- To do -
A word-for-word repetition of the records beneath this task is the expected answer.

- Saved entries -
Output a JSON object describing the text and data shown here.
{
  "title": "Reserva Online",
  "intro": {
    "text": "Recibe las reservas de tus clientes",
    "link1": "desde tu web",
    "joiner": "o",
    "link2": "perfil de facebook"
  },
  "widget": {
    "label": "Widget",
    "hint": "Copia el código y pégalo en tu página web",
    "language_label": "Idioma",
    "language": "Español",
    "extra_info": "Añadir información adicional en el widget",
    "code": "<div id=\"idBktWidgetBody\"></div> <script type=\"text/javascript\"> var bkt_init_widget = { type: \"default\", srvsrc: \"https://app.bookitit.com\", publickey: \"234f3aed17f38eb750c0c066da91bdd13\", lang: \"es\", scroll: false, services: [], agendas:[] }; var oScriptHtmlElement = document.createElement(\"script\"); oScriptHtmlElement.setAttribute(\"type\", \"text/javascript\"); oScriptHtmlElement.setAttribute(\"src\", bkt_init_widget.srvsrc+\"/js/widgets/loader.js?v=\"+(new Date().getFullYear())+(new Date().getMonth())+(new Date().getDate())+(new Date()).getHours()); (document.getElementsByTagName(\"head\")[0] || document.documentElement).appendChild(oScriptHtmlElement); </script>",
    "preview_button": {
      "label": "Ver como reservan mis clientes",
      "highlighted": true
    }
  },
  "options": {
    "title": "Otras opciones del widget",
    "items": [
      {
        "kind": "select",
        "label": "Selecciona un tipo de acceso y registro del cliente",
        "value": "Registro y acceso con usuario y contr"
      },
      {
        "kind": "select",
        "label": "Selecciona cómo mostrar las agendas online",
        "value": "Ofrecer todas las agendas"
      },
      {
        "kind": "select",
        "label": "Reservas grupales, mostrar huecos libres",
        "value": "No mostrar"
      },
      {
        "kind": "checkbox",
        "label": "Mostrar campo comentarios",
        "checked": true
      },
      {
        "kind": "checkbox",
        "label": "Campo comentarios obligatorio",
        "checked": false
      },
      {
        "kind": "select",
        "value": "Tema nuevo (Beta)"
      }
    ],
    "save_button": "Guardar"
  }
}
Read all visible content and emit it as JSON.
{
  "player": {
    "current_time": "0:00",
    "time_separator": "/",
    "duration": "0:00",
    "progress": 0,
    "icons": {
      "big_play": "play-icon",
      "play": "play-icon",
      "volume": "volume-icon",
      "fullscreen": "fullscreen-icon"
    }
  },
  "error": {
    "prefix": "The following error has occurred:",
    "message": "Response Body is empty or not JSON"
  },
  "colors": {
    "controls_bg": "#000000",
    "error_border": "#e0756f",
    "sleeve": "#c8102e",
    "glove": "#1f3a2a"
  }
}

- Solution below -
Output a JSON object describing the text and data shown here.
{
  "title": "Reserva Online",
  "intro": {
    "text": "Recibe las reservas de tus clientes",
    "link1": "desde tu web",
    "joiner": "o",
    "link2": "perfil de facebook"
  },
  "widget": {
    "label": "Widget",
    "hint": "Copia el código y pégalo en tu página web",
    "language_label": "Idioma",
    "language": "Español",
    "extra_info": "Añadir información adicional en el widget",
    "code": "<div id=\"idBktWidgetBody\"></div> <script type=\"text/javascript\"> var bkt_init_widget = { type: \"default\", srvsrc: \"https://app.bookitit.com\", publickey: \"234f3aed17f38eb750c0c066da91bdd13\", lang: \"es\", scroll: false, services: [], agendas:[] }; var oScriptHtmlElement = document.createElement(\"script\"); oScriptHtmlElement.setAttribute(\"type\", \"text/javascript\"); oScriptHtmlElement.setAttribute(\"src\", bkt_init_widget.srvsrc+\"/js/widgets/loader.js?v=\"+(new Date().getFullYear())+(new Date().getMonth())+(new Date().getDate())+(new Date()).getHours()); (document.getElementsByTagName(\"head\")[0] || document.documentElement).appendChild(oScriptHtmlElement); </script>",
    "preview_button": {
      "label": "Ver como reservan mis clientes",
      "highlighted": true
    }
  },
  "options": {
    "title": "Otras opciones del widget",
    "items": [
      {
        "kind": "select",
        "label": "Selecciona un tipo de acceso y registro del cliente",
        "value": "Registro y acceso con usuario y contr"
      },
      {
        "kind": "select",
        "label": "Selecciona cómo mostrar las agendas online",
        "value": "Ofrecer todas las agendas"
      },
      {
        "kind": "select",
        "label": "Reservas grupales, mostrar huecos libres",
        "value": "No mostrar"
      },
      {
        "kind": "checkbox",
        "label": "Mostrar campo comentarios",
        "checked": true
      },
      {
        "kind": "checkbox",
        "label": "Campo comentarios obligatorio",
        "checked": false
      },
      {
        "kind": "select",
        "value": "Tema nuevo (Beta)"
      }
    ],
    "save_button": "Guardar"
  }
}
Read all visible content and emit it as JSON.
{
  "player": {
    "current_time": "0:00",
    "time_separator": "/",
    "duration": "0:00",
    "progress": 0,
    "icons": {
      "big_play": "play-icon",
      "play": "play-icon",
      "volume": "volume-icon",
      "fullscreen": "fullscreen-icon"
    }
  },
  "error": {
    "prefix": "The following error has occurred:",
    "message": "Response Body is empty or not JSON"
  },
  "colors": {
    "controls_bg": "#000000",
    "error_border": "#e0756f",
    "sleeve": "#c8102e",
    "glove": "#1f3a2a"
  }
}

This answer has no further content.